On international services, SAA has cut seat capacity to Munich by a fifth, and to London Heathrow by a third.
Overall the airline will operate 867,307 seats in November, down almost 18% on the same month last year. That includes services operated on its behalf by Airlink and SA Express.
Flight Fleets Analyzer data indicates that the size of SAA's fleet has changed little over the last four years.
In 2014 the airline had a fleet of 53 aircraft. Today the fleet stands at 51. Within the fleet make-up there have been two noticeable changes. The number of Boeing aircraft has fallen from a dozen 737s in 2014 to just three. There has also been a move towards a greater share of widebodies within the fleet.
Four years ago the total number of A330 or A340 aircraft in the fleet numbered 23. This has risen to 28, reflecting the delivery of five A330s - aircraft it took to replace a long-dormant commitment for 10 A320s.
The airline has no aircraft on order or on option. Its average fleet age is just over 12 years, with its A340 fleet being between 13 and 16 years old. The youngest aircraft in SAA's fleet are the five A330-300s it took delivery from 2016 onwards.
The South African flag carrier has also redeployed a number of widebody aircraft onto medium haul routes.
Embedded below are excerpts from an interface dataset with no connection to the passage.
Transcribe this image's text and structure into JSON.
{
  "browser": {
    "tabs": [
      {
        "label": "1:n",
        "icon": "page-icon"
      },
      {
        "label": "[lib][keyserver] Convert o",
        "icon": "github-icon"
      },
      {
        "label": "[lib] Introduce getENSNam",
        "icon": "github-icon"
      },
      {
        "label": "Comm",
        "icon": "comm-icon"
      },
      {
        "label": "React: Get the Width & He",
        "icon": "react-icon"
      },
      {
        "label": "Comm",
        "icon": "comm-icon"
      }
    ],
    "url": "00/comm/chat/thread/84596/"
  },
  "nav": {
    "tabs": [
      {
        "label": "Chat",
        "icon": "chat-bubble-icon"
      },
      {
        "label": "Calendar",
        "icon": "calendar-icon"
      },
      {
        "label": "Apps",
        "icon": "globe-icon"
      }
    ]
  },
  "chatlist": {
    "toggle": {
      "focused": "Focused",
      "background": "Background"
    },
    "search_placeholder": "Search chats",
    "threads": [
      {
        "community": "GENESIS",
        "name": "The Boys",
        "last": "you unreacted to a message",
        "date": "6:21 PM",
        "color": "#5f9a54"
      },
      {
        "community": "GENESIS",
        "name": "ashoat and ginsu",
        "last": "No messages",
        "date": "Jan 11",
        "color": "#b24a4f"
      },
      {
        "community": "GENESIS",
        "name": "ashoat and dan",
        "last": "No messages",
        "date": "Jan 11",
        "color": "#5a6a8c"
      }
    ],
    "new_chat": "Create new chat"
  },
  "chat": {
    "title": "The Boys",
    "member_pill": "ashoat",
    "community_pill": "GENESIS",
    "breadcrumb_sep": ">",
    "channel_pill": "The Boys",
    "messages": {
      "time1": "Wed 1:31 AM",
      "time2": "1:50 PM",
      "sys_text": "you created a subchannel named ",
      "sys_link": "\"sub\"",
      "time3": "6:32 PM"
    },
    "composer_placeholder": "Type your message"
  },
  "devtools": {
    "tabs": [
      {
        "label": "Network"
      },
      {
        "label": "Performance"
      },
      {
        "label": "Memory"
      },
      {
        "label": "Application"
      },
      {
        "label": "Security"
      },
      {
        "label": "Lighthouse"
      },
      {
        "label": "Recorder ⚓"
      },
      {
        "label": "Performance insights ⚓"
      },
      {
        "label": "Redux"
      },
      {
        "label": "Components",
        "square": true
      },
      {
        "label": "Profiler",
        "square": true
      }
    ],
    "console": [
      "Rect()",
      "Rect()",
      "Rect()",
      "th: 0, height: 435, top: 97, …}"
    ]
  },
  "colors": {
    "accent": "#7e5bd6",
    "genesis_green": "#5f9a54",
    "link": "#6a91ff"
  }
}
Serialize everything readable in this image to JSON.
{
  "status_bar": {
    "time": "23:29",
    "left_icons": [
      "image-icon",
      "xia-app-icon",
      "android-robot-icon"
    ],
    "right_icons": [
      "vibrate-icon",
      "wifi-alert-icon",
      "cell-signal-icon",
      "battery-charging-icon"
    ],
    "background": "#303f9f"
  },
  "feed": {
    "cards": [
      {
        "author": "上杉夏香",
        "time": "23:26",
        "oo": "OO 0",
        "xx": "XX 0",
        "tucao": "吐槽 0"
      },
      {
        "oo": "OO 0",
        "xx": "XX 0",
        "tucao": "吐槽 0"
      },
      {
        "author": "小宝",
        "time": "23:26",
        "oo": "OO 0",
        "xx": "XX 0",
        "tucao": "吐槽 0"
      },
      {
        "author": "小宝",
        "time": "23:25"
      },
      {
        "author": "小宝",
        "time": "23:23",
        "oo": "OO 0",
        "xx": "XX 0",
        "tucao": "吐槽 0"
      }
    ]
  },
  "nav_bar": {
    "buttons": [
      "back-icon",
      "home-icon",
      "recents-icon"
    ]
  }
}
Earlier this year it began serving the Mauritius market with a mixture of A330s and A340s.
SA EXPRESS AND MANGO
Beyond the job of turning around SAA's mainline business, the continued uncertainty around the future shape of state-owned regional carrier SA Express and SAA's low-cost carrier Mango will be taxing Jarana's attention.
The South African government has repeatedly floated the idea that all three carriers should be merged into one unit, possibly as a precursor to the privatisation of the SAA group. To date this merger has not occurred. If anything the problems at SA Express may even be worse than those at SAA.
The carrier only resumed flights in August after being grounded by the country's regulators over the summer following a safety audit. It too required further capital support from the government In October.
As Jarana begins his second year at the head of SAA he will be looking for patience from his political masters to provide more evidence that the carrier is achieving meaningful reforms.
Peter Morris, chief economist at Flight Ascend Consultancy says that SAA will "not have been helped much" by the economic conditions in South Africa at present, given the persistent weakness of national currency the Rand. Morris says there was a real need for fleet renewal and streamlining at SAA a few years ago, but adds that "all that takes money".
In its statement of 11 November, SAA acknowledges "there is more work to be done" to implement the strategy.
"We are encouraged by the progress we are making to turn the company around," it says. "The airline’s position is that it will take three years to bring the company to a break-even position. However, on the strength of the airline’s current interventions, as well as monitoring how these are implemented, the shareholder decided to provide part of required financial assistance to the airline.
"There is every resolve to address long-standing legacy issues, to improve the performance of the business, to regain its market share and to provide its customers continued and improved service," the airline says.
Additional reporting Graham Dunn
Source: Cirium Dashboard